Content starts

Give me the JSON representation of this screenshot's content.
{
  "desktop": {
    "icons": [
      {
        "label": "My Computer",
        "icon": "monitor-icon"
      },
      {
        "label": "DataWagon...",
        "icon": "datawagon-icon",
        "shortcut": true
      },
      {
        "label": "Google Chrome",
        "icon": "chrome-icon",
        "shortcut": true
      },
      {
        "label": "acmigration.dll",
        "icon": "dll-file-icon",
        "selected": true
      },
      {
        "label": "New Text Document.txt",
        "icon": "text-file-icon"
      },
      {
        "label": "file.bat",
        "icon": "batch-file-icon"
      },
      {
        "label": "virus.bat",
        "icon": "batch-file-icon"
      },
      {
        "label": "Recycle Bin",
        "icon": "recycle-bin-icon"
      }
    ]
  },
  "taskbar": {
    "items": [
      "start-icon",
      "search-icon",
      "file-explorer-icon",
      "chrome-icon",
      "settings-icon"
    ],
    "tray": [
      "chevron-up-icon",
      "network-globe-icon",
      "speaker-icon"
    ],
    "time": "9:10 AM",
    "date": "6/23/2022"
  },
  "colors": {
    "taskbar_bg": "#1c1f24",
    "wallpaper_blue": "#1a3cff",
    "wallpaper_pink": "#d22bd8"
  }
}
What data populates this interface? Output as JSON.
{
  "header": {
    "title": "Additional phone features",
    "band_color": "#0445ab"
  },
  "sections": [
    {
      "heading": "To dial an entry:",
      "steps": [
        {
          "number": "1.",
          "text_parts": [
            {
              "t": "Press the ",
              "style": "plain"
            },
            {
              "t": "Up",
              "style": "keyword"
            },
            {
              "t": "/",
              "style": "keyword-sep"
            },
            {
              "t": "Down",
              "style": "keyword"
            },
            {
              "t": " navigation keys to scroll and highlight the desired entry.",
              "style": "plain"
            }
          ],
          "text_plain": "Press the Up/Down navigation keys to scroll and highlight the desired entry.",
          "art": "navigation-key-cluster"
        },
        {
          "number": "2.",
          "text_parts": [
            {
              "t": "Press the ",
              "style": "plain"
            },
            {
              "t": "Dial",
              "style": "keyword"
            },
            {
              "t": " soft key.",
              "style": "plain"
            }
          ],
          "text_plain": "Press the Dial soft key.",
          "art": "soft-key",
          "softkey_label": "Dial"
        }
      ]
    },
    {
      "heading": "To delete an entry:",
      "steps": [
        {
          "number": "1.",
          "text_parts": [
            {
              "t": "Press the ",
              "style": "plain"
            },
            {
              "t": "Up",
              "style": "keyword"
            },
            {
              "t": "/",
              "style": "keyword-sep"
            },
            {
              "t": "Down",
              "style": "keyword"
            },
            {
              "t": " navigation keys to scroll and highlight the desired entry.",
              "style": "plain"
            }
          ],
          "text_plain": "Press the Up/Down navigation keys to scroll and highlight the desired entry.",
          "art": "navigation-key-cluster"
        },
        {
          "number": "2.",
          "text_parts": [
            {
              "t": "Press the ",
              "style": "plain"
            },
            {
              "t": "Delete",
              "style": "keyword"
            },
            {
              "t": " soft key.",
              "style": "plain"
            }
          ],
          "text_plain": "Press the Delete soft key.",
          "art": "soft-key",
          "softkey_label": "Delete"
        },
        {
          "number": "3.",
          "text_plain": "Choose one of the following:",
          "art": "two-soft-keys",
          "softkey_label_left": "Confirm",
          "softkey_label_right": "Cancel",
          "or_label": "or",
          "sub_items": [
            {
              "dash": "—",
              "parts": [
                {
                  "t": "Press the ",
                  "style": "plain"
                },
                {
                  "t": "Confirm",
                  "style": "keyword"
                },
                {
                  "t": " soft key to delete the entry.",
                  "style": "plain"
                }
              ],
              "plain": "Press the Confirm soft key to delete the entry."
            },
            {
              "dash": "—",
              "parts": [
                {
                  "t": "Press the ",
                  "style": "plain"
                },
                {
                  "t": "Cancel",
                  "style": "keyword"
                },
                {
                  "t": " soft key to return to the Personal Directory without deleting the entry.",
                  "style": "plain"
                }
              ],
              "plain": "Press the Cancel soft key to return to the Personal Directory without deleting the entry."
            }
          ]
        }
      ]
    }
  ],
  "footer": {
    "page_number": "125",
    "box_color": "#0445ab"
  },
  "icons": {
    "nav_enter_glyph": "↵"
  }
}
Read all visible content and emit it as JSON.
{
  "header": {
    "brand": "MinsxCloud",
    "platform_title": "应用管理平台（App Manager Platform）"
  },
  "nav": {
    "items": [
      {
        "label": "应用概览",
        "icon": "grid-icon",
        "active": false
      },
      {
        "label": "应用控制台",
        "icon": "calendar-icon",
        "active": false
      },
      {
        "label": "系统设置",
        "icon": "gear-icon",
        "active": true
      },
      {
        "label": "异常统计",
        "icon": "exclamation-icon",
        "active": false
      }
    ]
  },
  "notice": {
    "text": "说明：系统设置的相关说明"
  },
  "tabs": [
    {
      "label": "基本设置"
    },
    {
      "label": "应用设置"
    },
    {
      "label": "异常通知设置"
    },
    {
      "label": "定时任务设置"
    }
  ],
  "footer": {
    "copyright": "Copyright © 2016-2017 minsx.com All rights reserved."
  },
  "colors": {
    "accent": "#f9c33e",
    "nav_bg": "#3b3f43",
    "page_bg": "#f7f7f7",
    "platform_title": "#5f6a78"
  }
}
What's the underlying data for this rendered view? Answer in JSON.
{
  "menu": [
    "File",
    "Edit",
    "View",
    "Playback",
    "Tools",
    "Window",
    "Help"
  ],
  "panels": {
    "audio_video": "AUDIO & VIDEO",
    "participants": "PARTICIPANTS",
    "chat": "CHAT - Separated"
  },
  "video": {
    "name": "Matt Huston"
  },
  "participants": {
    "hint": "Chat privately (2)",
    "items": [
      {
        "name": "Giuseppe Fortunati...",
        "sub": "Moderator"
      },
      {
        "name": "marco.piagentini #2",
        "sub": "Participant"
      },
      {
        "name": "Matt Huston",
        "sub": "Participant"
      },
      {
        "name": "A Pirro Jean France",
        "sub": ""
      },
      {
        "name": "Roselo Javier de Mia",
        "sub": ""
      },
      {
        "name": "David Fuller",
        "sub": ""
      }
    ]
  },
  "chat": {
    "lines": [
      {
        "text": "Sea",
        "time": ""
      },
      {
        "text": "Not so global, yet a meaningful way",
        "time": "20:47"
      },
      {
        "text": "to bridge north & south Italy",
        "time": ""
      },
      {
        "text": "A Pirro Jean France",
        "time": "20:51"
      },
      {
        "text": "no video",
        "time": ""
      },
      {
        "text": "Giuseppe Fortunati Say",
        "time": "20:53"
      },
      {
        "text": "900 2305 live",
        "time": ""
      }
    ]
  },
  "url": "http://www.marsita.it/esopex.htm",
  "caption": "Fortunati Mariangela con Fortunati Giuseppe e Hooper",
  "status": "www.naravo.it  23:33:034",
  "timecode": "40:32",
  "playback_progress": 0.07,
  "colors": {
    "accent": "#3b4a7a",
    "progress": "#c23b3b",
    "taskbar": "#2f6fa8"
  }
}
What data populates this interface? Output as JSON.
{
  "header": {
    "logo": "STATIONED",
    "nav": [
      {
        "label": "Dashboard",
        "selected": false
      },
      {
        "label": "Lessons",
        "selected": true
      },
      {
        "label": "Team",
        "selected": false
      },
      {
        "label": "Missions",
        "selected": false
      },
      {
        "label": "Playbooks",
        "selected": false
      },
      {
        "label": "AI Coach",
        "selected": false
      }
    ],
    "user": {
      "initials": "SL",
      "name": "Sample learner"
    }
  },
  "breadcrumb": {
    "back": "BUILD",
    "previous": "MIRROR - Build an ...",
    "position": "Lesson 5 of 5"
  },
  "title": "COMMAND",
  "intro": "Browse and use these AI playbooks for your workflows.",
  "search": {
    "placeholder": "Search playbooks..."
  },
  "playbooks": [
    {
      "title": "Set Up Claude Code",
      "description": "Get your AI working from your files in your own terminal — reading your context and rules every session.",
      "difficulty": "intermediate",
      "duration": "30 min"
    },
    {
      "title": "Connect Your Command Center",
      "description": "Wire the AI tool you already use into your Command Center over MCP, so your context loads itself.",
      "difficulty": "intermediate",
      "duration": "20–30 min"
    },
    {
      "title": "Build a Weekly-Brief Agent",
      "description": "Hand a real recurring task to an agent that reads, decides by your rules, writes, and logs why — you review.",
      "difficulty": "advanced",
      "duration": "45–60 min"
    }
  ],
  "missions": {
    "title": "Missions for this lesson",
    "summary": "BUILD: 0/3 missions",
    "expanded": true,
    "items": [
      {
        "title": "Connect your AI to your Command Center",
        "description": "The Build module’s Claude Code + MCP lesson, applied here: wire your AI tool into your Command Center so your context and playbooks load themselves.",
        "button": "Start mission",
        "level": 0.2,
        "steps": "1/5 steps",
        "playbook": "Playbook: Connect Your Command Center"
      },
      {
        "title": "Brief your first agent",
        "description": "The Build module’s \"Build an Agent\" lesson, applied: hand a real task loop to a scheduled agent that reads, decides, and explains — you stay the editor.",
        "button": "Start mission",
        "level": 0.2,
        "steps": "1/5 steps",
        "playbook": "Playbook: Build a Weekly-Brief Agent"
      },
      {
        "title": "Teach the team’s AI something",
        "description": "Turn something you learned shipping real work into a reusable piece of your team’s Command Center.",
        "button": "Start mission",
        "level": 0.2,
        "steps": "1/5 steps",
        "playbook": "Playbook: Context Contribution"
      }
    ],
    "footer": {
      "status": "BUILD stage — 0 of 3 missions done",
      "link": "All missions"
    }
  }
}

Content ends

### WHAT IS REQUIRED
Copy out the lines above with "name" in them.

### SOLUTION
    "name": "Matt Huston"
        "name": "Giuseppe Fortunati...",
        "name": "marco.piagentini #2",
        "name": "Matt Huston",
        "name": "A Pirro Jean France",
        "name": "Roselo Javier de Mia",
        "name": "David Fuller",
      "name": "Sample learner"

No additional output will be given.